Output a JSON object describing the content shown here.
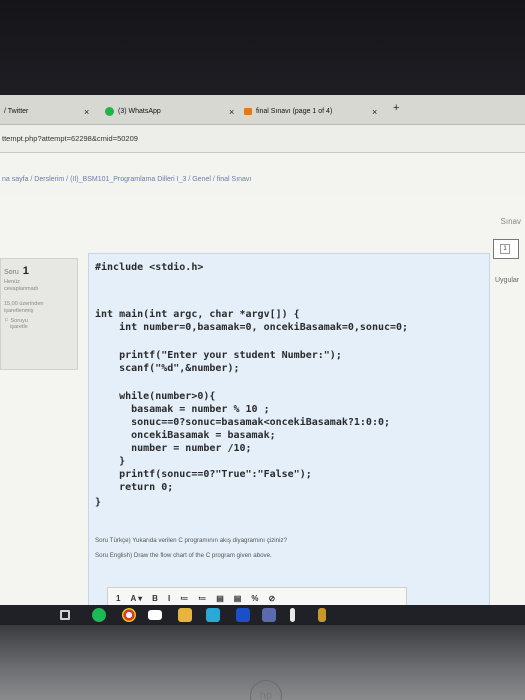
{
  "browser": {
    "tabs": [
      {
        "label": "/ Twitter"
      },
      {
        "label": "(3) WhatsApp"
      },
      {
        "label": "final Sınavı (page 1 of 4)"
      }
    ],
    "new_tab_label": "+",
    "close_label": "×",
    "url": "ttempt.php?attempt=62298&cmid=50209"
  },
  "breadcrumb": "na sayfa  /  Derslerim  /  (II)_BSM101_Programlama Dilleri I_3  /  Genel  /  final Sınavı",
  "sidebar_right": {
    "title": "Sınav",
    "nav_number": "1",
    "apply_label": "Uygular"
  },
  "question_info": {
    "label": "Soru",
    "number": "1",
    "status_line1": "Henüz",
    "status_line2": "cevaplanmadı",
    "points_line1": "15,00 üzerinden",
    "points_line2": "işaretlenmiş",
    "flag_line1": "Soruyu",
    "flag_line2": "işaretle"
  },
  "code_lines": [
    "#include <stdio.h>",
    "",
    "int main(int argc, char *argv[]) {",
    "    int number=0,basamak=0, oncekiBasamak=0,sonuc=0;",
    "",
    "    printf(\"Enter your student Number:\");",
    "    scanf(\"%d\",&number);",
    "",
    "    while(number>0){",
    "      basamak = number % 10 ;",
    "      sonuc==0?sonuc=basamak<oncekiBasamak?1:0:0;",
    "      oncekiBasamak = basamak;",
    "      number = number /10;",
    "    }",
    "    printf(sonuc==0?\"True\":\"False\");",
    "    return 0;",
    "}"
  ],
  "question_tr": "Soru Türkçe) Yukarıda verilen C programının akış diyagramını çiziniz?",
  "question_en": "Soru English) Draw the flow chart of the C program given above.",
  "editor_toolbar": [
    "1",
    "A ▾",
    "B",
    "I",
    "≔",
    "≔",
    "▤",
    "▤",
    "%",
    "⊘"
  ],
  "brand_logo": "hp"
}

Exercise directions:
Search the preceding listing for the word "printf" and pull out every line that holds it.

Written reply:
    "    printf(\"Enter your student Number:\");",
    "    printf(sonuc==0?\"True\":\"False\");",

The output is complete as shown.